Crowds of beachgoers swam and played in the surf off Santa Monica Beach on Monday, ignoring, for the most part, the warnings of about 200 environmental activists who staged a protest at the outlet of the Pico-Kenter storm drain.
Heal the Bay, an environmental group claiming about 600 members, is trying to draw public attention to beach pollution and put pressure on politicians and industry to stop it.
The Pico-Kenter drain is one of nine in the Santa Monica Bay designated by the county Health Department as having unhealthy levels of coliform bacteria, which are present in human and animal fecal matter. The outlet sites are posted with signs that read: “Caution: Contaminated Water.”
Assemblyman Tom Hayden (D-Santa Monica), state Sen. Herschel Rosenthal (D-Los Angeles) and Santa Monica Mayor Christine Reed joined the group that gathered on Labor Day in front of the Pico-Kenter drain, which Santa Monica police had marked off with yellow plastic tape.

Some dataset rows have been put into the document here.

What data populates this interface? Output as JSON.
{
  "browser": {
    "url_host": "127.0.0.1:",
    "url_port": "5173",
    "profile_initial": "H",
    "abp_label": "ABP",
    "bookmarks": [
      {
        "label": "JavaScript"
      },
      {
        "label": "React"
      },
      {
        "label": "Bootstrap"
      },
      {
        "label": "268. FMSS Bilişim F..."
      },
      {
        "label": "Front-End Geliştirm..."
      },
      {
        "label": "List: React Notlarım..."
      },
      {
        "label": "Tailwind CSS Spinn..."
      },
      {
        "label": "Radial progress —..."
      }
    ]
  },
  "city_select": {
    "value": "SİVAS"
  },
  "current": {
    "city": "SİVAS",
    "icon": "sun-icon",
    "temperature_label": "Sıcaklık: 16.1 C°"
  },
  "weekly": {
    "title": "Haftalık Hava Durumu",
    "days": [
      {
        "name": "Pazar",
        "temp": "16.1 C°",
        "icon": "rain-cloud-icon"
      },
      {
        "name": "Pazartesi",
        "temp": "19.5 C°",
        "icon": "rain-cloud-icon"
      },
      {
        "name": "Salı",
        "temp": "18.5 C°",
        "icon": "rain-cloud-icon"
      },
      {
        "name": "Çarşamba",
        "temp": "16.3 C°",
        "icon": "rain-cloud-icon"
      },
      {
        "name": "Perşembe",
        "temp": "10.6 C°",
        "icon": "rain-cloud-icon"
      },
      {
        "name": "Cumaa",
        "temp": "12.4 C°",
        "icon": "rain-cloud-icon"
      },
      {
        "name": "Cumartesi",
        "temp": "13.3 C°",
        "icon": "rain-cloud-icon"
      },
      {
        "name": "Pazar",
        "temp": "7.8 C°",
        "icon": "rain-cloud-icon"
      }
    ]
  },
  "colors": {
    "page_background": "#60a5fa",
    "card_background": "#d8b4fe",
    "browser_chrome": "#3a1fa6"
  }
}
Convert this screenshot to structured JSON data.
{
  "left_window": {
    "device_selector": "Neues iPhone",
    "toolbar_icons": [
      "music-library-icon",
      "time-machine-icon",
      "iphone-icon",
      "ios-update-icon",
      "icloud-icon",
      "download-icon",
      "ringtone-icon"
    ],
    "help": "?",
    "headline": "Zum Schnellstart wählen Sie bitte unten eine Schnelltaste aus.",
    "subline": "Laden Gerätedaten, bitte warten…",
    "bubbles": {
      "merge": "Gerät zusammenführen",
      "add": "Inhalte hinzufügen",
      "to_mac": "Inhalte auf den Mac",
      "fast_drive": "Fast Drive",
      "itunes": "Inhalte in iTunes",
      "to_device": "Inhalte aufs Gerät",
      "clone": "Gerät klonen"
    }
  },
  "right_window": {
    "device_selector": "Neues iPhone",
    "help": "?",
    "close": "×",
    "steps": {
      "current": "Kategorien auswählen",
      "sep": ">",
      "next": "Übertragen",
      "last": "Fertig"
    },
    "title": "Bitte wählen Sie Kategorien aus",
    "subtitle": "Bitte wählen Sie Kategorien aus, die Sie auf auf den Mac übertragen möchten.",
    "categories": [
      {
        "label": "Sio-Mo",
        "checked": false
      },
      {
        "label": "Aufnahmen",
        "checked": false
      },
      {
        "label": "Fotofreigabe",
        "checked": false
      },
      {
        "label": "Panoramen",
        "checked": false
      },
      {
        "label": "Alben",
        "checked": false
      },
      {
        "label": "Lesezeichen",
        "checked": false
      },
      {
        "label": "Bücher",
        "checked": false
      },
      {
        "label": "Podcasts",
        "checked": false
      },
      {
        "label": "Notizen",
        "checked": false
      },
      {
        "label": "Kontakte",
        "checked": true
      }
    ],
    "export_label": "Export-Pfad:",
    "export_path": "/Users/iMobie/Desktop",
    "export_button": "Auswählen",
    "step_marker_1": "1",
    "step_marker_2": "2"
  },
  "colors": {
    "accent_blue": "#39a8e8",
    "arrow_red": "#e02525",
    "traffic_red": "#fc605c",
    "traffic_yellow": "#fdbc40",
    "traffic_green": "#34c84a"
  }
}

‘Slap on the Wrist Isn’t Enough’
“We need to penalize polluters,” Rosenthal said. “Just a slap on the wrist isn’t enough if they continue to pollute. For a short-term solution we need to close the area completely around the drain with a fence.”
Hayden said he used to let his children play in the runoff from the Pico-Kenter drain until about eight years ago, when he began hearing of skin diseases and cancers thought to be caused by toxins in the bay.
Dorothy Green, Rimmon Fay and other leaders in the Heal the Bay group are asking for a building moratorium on any facilities that would add to the load carried by the sewers until facilities can be built to stop the spill of raw sewage into the bay. They say that during the past year raw sewage was dumped into the bay at least 15 times.
They also are asking for fences around the storm-drain runoff areas.
In a short speech Monday, Hayden asked for support of Proposition 65, known as the Clean Water Initiative, on the November ballot. The bill prohibits discharge of chemicals into ground water and requires businesses to report whether they are using or discharging chemicals, he said.
Those who illegally discharge chemicals into ground water or into the storm drains “should be treated the same way you treat rapists,” Hayden said.
“The people of Santa Monica,” Reed said, “are sick and tired of this flow . . . of illegal dumping . . . which ends up on the beaches at Santa Monica. Contact Supervisor Deane Dana. Let them know you are sick and tired of this.”
The eight other storm drain outlets that bear signs warning of pollution are: Pulga and Chautauqua, both north of Santa Monica; Santa Monica Pier; Ashland, south of the pier; Ballona Creek and Imperial Highway, which both empty into the surf at Playa del Rey; Ainsworth, which empties into Redondo and Hermosa beaches; and Avenue I at Redondo Beach.
Satoshi Miyata, senior public health sanitation specialist for the county Department of Health Services, said his department keeps track of coliform counts and tells people they should “stay away from them.” Miyata said his department has been sampling water near the drains every week, but will soon begin doing the tests twice a week.
Miyata said that even when the coliform count is high, it is rapidly diluted by the ocean water. The water is safe at points 25 yards away from the outflow, he said. That is why warning signs are posted 25 yards to either side of the discharge and why lifeguards try to keep people from swimming directly in front of the drain site.
However, many people at Santa Monica Beach on Sunday had not noticed the signs.
Carl Byker, a Santa Monica resident and a member of Heal the Bay, said that last week he saw a 5-year-old child put his head under the outflow at the Pico-Kenter drain. Even during the demonstration, children wandered into the water of drain water and had to be warned away. Right after the demonstration, lifeguards had to warn swimmers to keep away from the posted area.
A lifeguard who asked not to be identified said, “All of us are wishing we knew what is really in the water. I don’t go in the water unless I have to and I used to swim every day.
“I would never let my children swim or play on this beach.”
Both Miyata and Scholl, of the city’s general services department, said they have never heard of anyone getting sick because of the water from the storm drains.
The Pico-Kenter drain was the site of three 50- to 100-gallon discharges of kerosene or diesel fuel last week, according to Stan Scholl, director of general services for the city of Santa Monica.
The area was marked off-limits last week to keep beachgoers away from a thick, smelly brown ooze that reportedly caused some swimmers and lifeguards to suffer nausea and skin burning.
Scholl said the city is offering a $3,000 reward for information leading to the identification and conviction of the people who dumped the substance into the drain.